Given records »
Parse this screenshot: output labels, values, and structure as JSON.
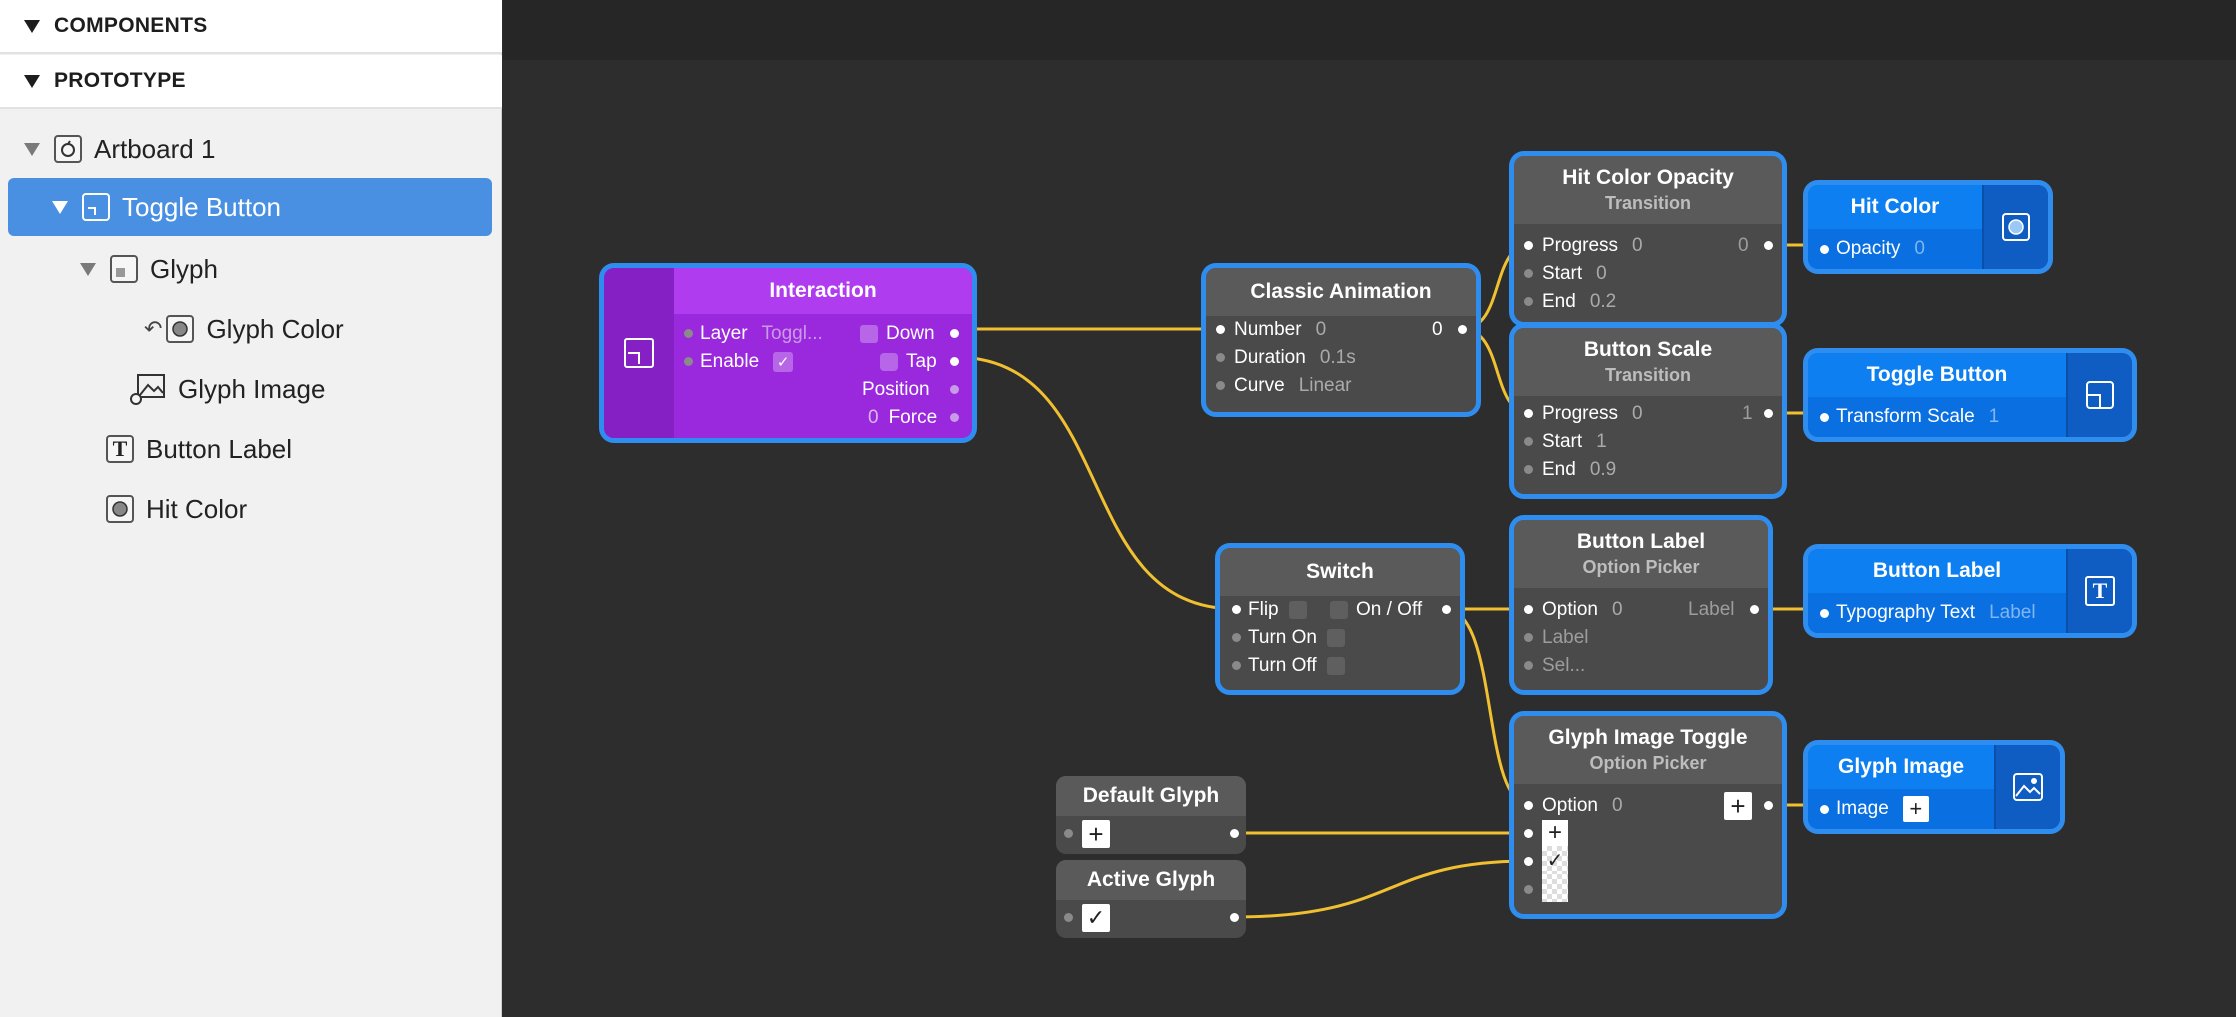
{
  "sidebar": {
    "components_title": "COMPONENTS",
    "prototype_title": "PROTOTYPE",
    "layers": [
      {
        "label": "Artboard 1"
      },
      {
        "label": "Toggle Button"
      },
      {
        "label": "Glyph"
      },
      {
        "label": "Glyph Color"
      },
      {
        "label": "Glyph Image"
      },
      {
        "label": "Button Label"
      },
      {
        "label": "Hit Color"
      }
    ]
  },
  "nodes": {
    "interaction": {
      "title": "Interaction",
      "layer_label": "Layer",
      "layer_value": "Toggl...",
      "enable_label": "Enable",
      "down_label": "Down",
      "tap_label": "Tap",
      "position_label": "Position",
      "force_label": "Force",
      "force_value": "0"
    },
    "classic_animation": {
      "title": "Classic Animation",
      "number_label": "Number",
      "number_value": "0",
      "out_value": "0",
      "duration_label": "Duration",
      "duration_value": "0.1s",
      "curve_label": "Curve",
      "curve_value": "Linear"
    },
    "hit_color_opacity": {
      "title": "Hit Color Opacity",
      "subtitle": "Transition",
      "progress_label": "Progress",
      "progress_value": "0",
      "out_value": "0",
      "start_label": "Start",
      "start_value": "0",
      "end_label": "End",
      "end_value": "0.2"
    },
    "button_scale": {
      "title": "Button Scale",
      "subtitle": "Transition",
      "progress_label": "Progress",
      "progress_value": "0",
      "out_value": "1",
      "start_label": "Start",
      "start_value": "1",
      "end_label": "End",
      "end_value": "0.9"
    },
    "switch": {
      "title": "Switch",
      "flip_label": "Flip",
      "onoff_label": "On / Off",
      "turn_on_label": "Turn On",
      "turn_off_label": "Turn Off"
    },
    "button_label_picker": {
      "title": "Button Label",
      "subtitle": "Option Picker",
      "option_label": "Option",
      "option_value": "0",
      "out_label": "Label",
      "item1": "Label",
      "item2": "Sel..."
    },
    "glyph_image_toggle": {
      "title": "Glyph Image Toggle",
      "subtitle": "Option Picker",
      "option_label": "Option",
      "option_value": "0"
    },
    "default_glyph": {
      "title": "Default Glyph"
    },
    "active_glyph": {
      "title": "Active Glyph"
    },
    "hit_color_out": {
      "title": "Hit Color",
      "prop_label": "Opacity",
      "prop_value": "0"
    },
    "toggle_button_out": {
      "title": "Toggle Button",
      "prop_label": "Transform Scale",
      "prop_value": "1"
    },
    "button_label_out": {
      "title": "Button Label",
      "prop_label": "Typography Text",
      "prop_value": "Label"
    },
    "glyph_image_out": {
      "title": "Glyph Image",
      "prop_label": "Image"
    }
  },
  "colors": {
    "wire": "#f0c030",
    "highlight": "#2f8df0",
    "interaction_purple": "#a032e8",
    "selection": "#4990e2"
  },
  "icons": [
    "layer-square-icon",
    "camera-icon",
    "circle-fill-icon",
    "image-icon",
    "text-T-icon",
    "plus-icon",
    "checkmark-icon"
  ]
}
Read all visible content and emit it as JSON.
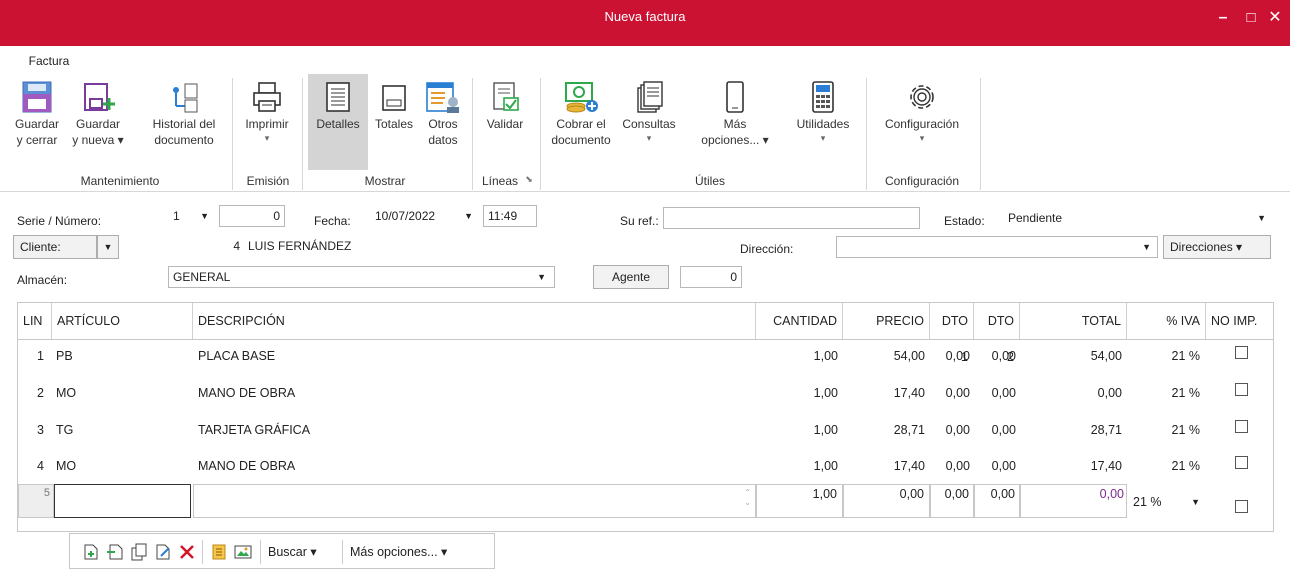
{
  "window": {
    "title": "Nueva factura",
    "minimize": "–",
    "maximize": "□",
    "close": "✕"
  },
  "tabs": {
    "factura": "Factura"
  },
  "ribbon": {
    "guardar_cerrar": [
      "Guardar",
      "y cerrar"
    ],
    "guardar_nueva": [
      "Guardar",
      "y nueva ▾"
    ],
    "historial": [
      "Historial del",
      "documento"
    ],
    "imprimir": [
      "Imprimir",
      "▾"
    ],
    "detalles": "Detalles",
    "totales": "Totales",
    "otros_datos": [
      "Otros",
      "datos"
    ],
    "validar": "Validar",
    "cobrar": [
      "Cobrar el",
      "documento"
    ],
    "consultas": [
      "Consultas",
      "▾"
    ],
    "mas_opciones": [
      "Más",
      "opciones... ▾"
    ],
    "utilidades": [
      "Utilidades",
      "▾"
    ],
    "configuracion": [
      "Configuración",
      "▾"
    ],
    "groups": {
      "mantenimiento": "Mantenimiento",
      "emision": "Emisión",
      "mostrar": "Mostrar",
      "lineas": "Líneas",
      "utiles": "Útiles",
      "configuracion": "Configuración"
    }
  },
  "form": {
    "serie_label": "Serie / Número:",
    "serie_value": "1",
    "numero_value": "0",
    "fecha_label": "Fecha:",
    "fecha_value": "10/07/2022",
    "hora_value": "11:49",
    "suref_label": "Su ref.:",
    "suref_value": "",
    "estado_label": "Estado:",
    "estado_value": "Pendiente",
    "cliente_button": "Cliente:",
    "cliente_code": "4",
    "cliente_name": "LUIS FERNÁNDEZ",
    "direccion_label": "Dirección:",
    "direccion_value": "",
    "direcciones_button": "Direcciones ▾",
    "almacen_label": "Almacén:",
    "almacen_value": "GENERAL",
    "agente_button": "Agente",
    "agente_value": "0"
  },
  "grid": {
    "headers": [
      "LIN",
      "ARTÍCULO",
      "DESCRIPCIÓN",
      "CANTIDAD",
      "PRECIO",
      "DTO 1",
      "DTO 2",
      "TOTAL",
      "% IVA",
      "NO IMP."
    ],
    "rows": [
      {
        "lin": "1",
        "articulo": "PB",
        "descripcion": "PLACA BASE",
        "cantidad": "1,00",
        "precio": "54,00",
        "dto1": "0,00",
        "dto2": "0,00",
        "total": "54,00",
        "iva": "21 %"
      },
      {
        "lin": "2",
        "articulo": "MO",
        "descripcion": "MANO DE OBRA",
        "cantidad": "1,00",
        "precio": "17,40",
        "dto1": "0,00",
        "dto2": "0,00",
        "total": "0,00",
        "iva": "21 %"
      },
      {
        "lin": "3",
        "articulo": "TG",
        "descripcion": "TARJETA GRÁFICA",
        "cantidad": "1,00",
        "precio": "28,71",
        "dto1": "0,00",
        "dto2": "0,00",
        "total": "28,71",
        "iva": "21 %"
      },
      {
        "lin": "4",
        "articulo": "MO",
        "descripcion": "MANO DE OBRA",
        "cantidad": "1,00",
        "precio": "17,40",
        "dto1": "0,00",
        "dto2": "0,00",
        "total": "17,40",
        "iva": "21 %"
      }
    ],
    "new_row": {
      "lin": "5",
      "cantidad": "1,00",
      "precio": "0,00",
      "dto1": "0,00",
      "dto2": "0,00",
      "total": "0,00",
      "iva": "21 %"
    }
  },
  "bottom_toolbar": {
    "buscar": "Buscar ▾",
    "mas_opciones": "Más opciones... ▾"
  },
  "colors": {
    "titlebar": "#cc1233",
    "accent_total": "#7a2b8c"
  }
}
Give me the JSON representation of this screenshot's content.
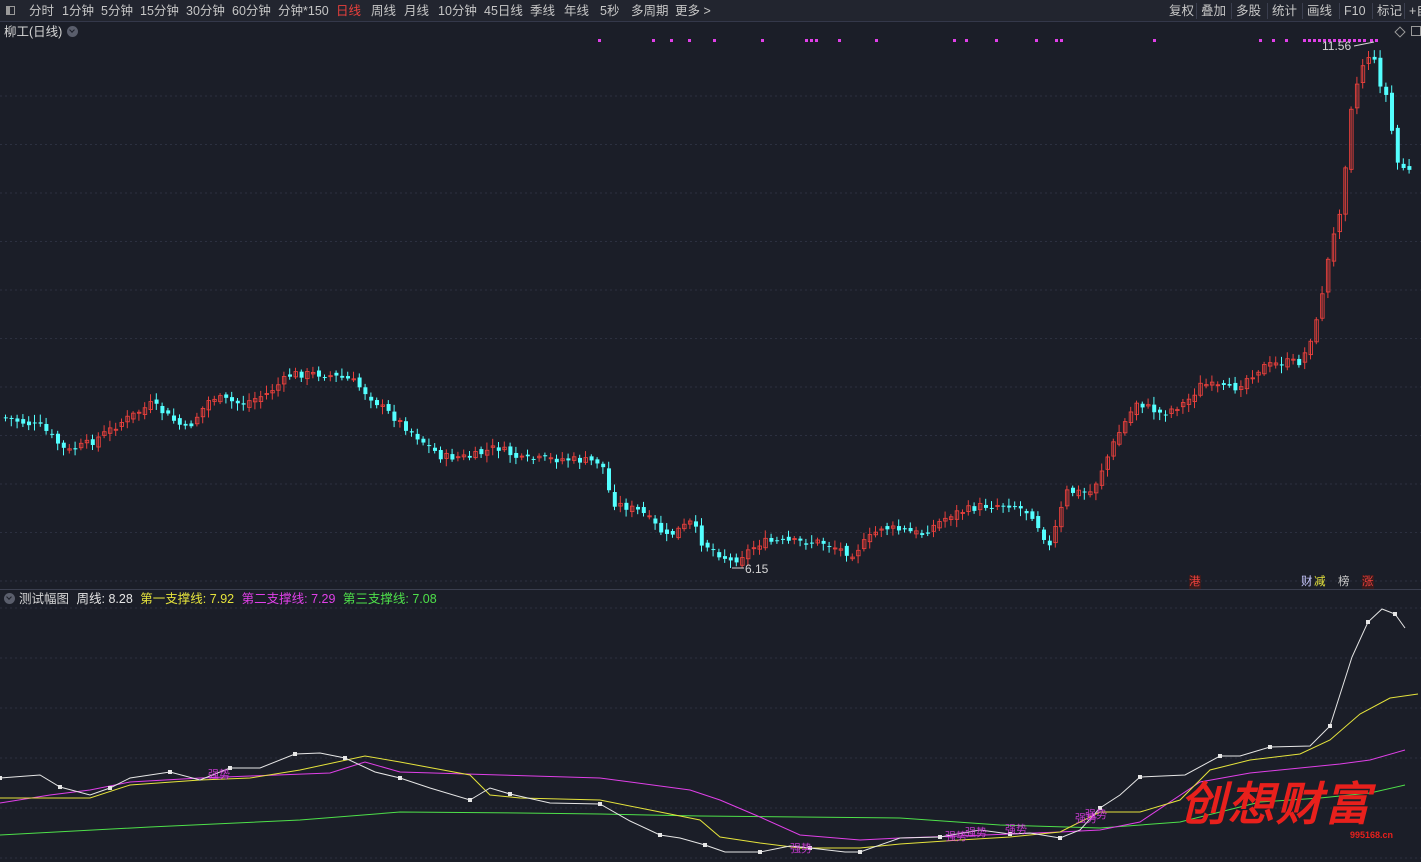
{
  "toolbar": {
    "left_items": [
      "分时",
      "1分钟",
      "5分钟",
      "15分钟",
      "30分钟",
      "60分钟",
      "分钟*150",
      "日线",
      "周线",
      "月线",
      "10分钟",
      "45日线",
      "季线",
      "年线",
      "5秒",
      "多周期",
      "更多 >"
    ],
    "active_item": "日线",
    "right_items": [
      "复权",
      "叠加",
      "多股",
      "统计",
      "画线",
      "F10",
      "标记",
      "+自"
    ]
  },
  "main_panel": {
    "title": "柳工(日线)",
    "high_label": "11.56",
    "low_label": "6.15"
  },
  "badges": {
    "gang": "港",
    "cai": "财",
    "jian": "减",
    "bang": "榜",
    "zhang": "涨"
  },
  "indicator": {
    "name": "测试幅图",
    "weekly_label": "周线:",
    "weekly_value": "8.28",
    "s1_label": "第一支撑线:",
    "s1_value": "7.92",
    "s2_label": "第二支撑线:",
    "s2_value": "7.29",
    "s3_label": "第三支撑线:",
    "s3_value": "7.08",
    "signal_text": "强势"
  },
  "colors": {
    "up": "#e8403c",
    "down": "#54ffff",
    "weekly": "#e6e6e6",
    "s1": "#e5e33c",
    "s2": "#e040e8",
    "s3": "#4ee04a",
    "active_tab": "#e8403c"
  },
  "watermark": {
    "text": "创想财富",
    "url": "995168.cn"
  }
}
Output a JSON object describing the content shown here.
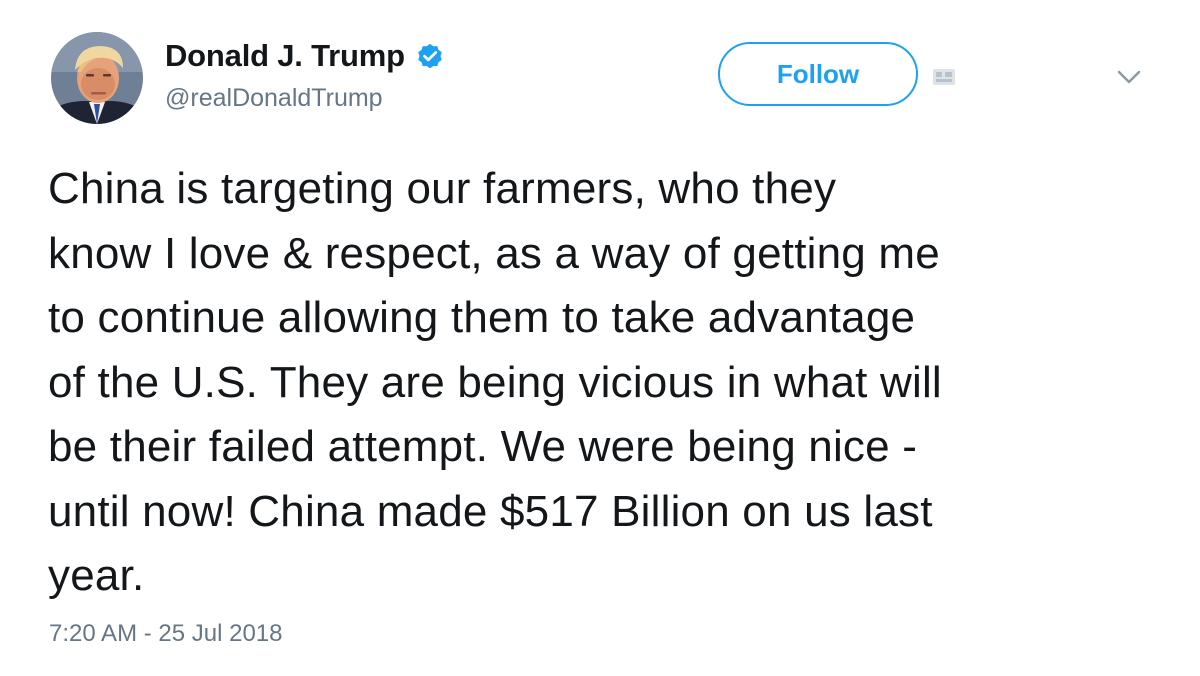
{
  "tweet": {
    "author": {
      "display_name": "Donald J. Trump",
      "handle": "@realDonaldTrump",
      "verified": true
    },
    "follow_label": "Follow",
    "text": "China is targeting our farmers, who they\nknow I love & respect, as a way of getting me\nto continue allowing them to take advantage\nof the U.S. They are being vicious in what will\nbe their failed attempt. We were being nice -\nuntil now! China made $517 Billion on us last\nyear.",
    "timestamp": "7:20 AM - 25 Jul 2018"
  },
  "icons": {
    "verified": "verified-badge-icon",
    "follow_extra": "follow-notification-icon",
    "menu": "chevron-down-icon"
  },
  "colors": {
    "accent": "#1da1f2",
    "text": "#14171a",
    "secondary": "#657786"
  }
}
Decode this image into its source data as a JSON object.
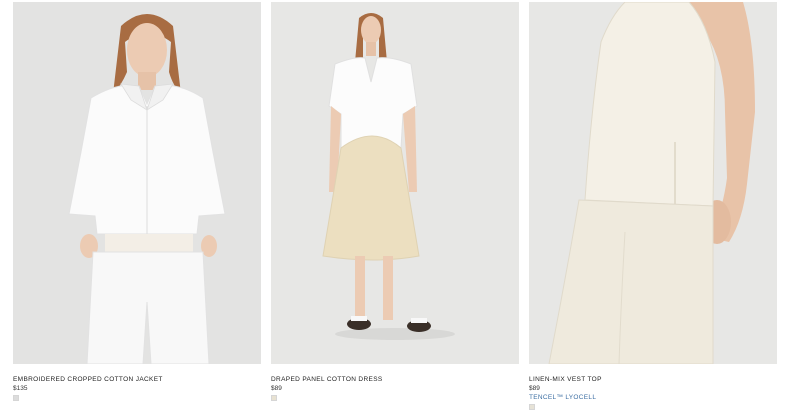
{
  "products": [
    {
      "name": "EMBROIDERED CROPPED COTTON JACKET",
      "price": "$135",
      "swatch_color": "#dcdcdc"
    },
    {
      "name": "DRAPED PANEL COTTON DRESS",
      "price": "$89",
      "swatch_color": "#e8e2d2"
    },
    {
      "name": "LINEN-MIX VEST TOP",
      "price": "$89",
      "tag": "TENCEL™ LYOCELL",
      "swatch_color": "#e6e2d6"
    }
  ],
  "colors": {
    "tag_blue": "#3d6fa3",
    "photo_background": "#e6e6e4"
  }
}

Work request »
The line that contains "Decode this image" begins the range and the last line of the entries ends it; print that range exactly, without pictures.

Exercise response »
Decode this image into its source data as a JSON object.
{
  "products": [
    {
      "name": "EMBROIDERED CROPPED COTTON JACKET",
      "price": "$135",
      "swatch_color": "#dcdcdc"
    },
    {
      "name": "DRAPED PANEL COTTON DRESS",
      "price": "$89",
      "swatch_color": "#e8e2d2"
    },
    {
      "name": "LINEN-MIX VEST TOP",
      "price": "$89",
      "tag": "TENCEL™ LYOCELL",
      "swatch_color": "#e6e2d6"
    }
  ],
  "colors": {
    "tag_blue": "#3d6fa3",
    "photo_background": "#e6e6e4"
  }
}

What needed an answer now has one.